Developed with funding from the Mary and Robert Pew Public Education Fund, this outreach project promotes STEM education—science, technology, engineering and math—in public schools and is targeted for middle school students (grades 6–9).
The video inspires young students to pursue their interests in STEM fields, and it has already been incorporated into the curricula of Boynton Beach and Palm Beach County schools in Florida.
More on Yanagihara
Yanagihara is an R–01-funded investigator (R–01 grants from the National Institutes of Health are considered the “gold standard” of research grants), whose work includes intriguing studies which are helping elucidate the field ecology of box jellyfish and to develop effective treatments for box jellyfish stings.
- UH News video: “Box jellyfish research breakthrough by Mānoa biochemist”
- UH News story: “Study links box jellyfish abundance and environmental variability”
(Her “sting stopper” helped swimmer Diana Nyad battle stings as Nyad made history swimming from Cuba to the United States in 2013. Yanagihara accompanied Nyad on the swim as her night time box jelly diver conducting repetitive perimeter sweeps and free dives both nights of her swim to assess box jelly threat.
Yanagihara’s patented discovery of a family of fluorescent proteins in blue bottle jellyfish may provide a diagnostic tool in medicine; further research into potential commercial applications is being funded partly through a venture capital fund managed by the University of Hawaiʻi Foundation.

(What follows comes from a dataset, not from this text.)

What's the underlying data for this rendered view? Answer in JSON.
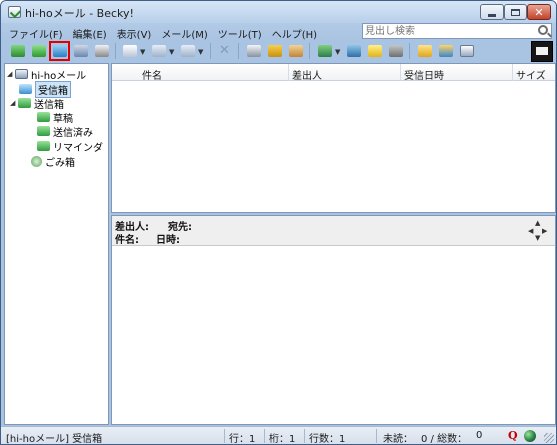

Yanagihara is also looking to unlock the mystery of how box jellyfish reproduce.
—A John A. Burns School of Medicine story
—By Tina Shelton